Top of DATA RECORDS
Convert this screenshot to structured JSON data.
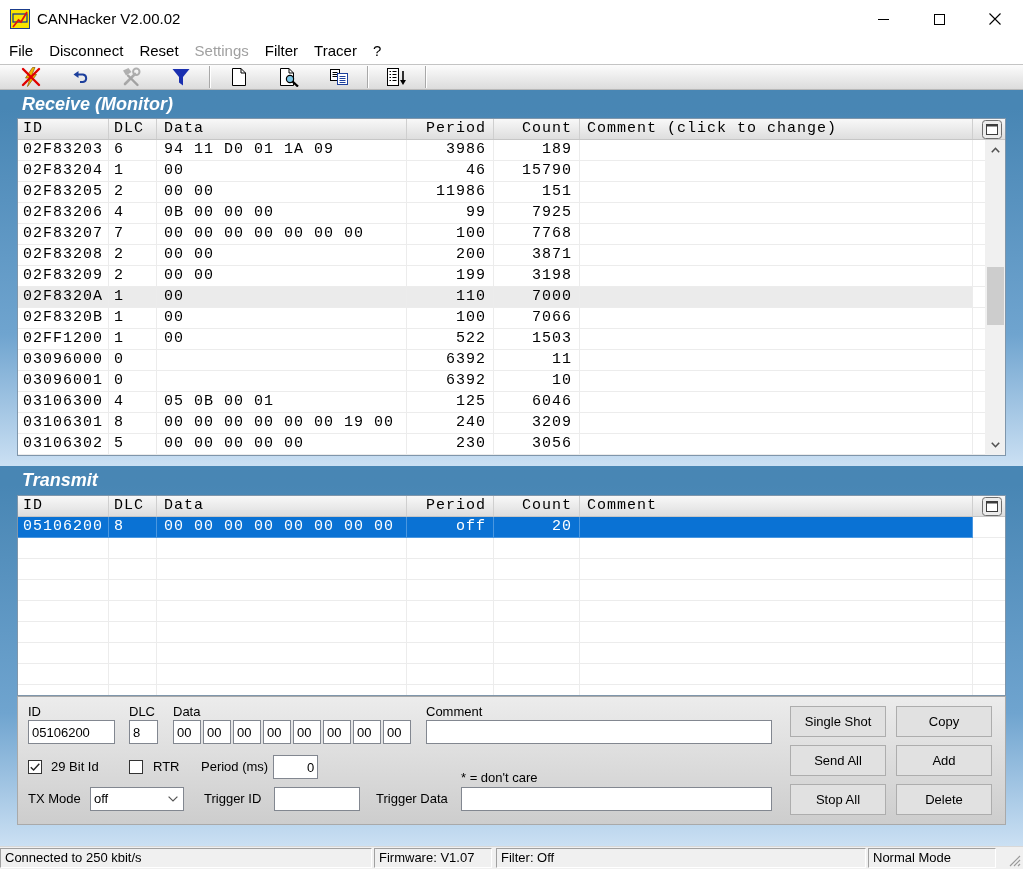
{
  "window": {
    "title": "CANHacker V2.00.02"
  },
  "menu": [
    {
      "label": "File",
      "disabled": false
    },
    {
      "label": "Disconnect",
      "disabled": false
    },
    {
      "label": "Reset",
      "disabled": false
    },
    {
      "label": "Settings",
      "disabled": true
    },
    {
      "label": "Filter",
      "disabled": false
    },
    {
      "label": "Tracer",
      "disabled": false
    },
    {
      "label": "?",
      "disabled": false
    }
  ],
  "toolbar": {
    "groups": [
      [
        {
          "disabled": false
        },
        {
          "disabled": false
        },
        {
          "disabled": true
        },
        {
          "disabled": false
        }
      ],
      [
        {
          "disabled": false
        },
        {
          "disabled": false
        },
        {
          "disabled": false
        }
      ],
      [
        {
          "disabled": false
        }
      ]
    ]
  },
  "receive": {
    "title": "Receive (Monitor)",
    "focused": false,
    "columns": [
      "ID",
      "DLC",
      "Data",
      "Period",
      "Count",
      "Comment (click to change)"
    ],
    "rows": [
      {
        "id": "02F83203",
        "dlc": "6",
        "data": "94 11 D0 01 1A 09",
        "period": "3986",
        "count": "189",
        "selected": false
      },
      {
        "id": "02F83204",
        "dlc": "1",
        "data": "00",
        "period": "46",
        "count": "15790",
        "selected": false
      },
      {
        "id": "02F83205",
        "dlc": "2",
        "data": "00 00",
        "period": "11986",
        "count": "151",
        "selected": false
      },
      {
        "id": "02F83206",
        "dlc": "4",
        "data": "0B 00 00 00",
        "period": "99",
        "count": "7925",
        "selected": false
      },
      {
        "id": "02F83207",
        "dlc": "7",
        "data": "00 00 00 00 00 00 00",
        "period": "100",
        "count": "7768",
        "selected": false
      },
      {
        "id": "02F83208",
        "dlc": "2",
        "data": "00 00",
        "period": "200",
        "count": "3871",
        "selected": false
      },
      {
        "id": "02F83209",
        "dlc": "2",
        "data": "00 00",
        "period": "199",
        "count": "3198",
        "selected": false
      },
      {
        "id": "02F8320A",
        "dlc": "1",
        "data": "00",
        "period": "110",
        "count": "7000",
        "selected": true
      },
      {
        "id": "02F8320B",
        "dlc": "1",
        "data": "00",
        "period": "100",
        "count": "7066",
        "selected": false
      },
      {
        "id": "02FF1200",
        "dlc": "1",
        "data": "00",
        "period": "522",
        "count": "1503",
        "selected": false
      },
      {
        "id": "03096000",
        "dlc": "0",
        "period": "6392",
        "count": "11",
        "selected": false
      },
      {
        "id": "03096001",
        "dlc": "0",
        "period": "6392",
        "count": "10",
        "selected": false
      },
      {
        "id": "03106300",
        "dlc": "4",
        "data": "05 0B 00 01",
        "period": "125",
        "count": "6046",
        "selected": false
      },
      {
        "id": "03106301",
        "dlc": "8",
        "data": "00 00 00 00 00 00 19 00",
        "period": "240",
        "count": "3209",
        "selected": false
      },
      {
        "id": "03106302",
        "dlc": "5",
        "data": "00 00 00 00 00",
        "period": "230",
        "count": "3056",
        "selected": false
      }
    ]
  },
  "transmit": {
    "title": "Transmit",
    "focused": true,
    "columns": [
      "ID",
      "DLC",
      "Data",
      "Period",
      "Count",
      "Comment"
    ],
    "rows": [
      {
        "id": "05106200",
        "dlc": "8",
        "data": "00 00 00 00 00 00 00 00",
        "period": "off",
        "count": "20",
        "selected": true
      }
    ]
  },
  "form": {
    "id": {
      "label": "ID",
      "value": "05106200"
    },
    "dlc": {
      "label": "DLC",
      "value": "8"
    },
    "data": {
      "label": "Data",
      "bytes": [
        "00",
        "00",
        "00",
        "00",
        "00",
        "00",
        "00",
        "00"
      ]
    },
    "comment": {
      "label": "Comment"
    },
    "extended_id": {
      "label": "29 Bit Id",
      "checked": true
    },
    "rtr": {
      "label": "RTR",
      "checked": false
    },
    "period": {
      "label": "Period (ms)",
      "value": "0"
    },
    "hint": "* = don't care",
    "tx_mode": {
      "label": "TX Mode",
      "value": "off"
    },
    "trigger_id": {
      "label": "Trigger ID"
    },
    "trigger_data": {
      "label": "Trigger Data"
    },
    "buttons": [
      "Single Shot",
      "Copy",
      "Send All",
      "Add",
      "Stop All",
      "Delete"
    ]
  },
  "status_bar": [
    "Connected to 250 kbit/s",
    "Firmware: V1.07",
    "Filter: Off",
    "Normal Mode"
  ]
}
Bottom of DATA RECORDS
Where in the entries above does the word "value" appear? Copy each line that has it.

RESPONSE FOR THIS EXERCISE
      "value": "05106200"
      "value": "8"
      "value": "0"
      "value": "off"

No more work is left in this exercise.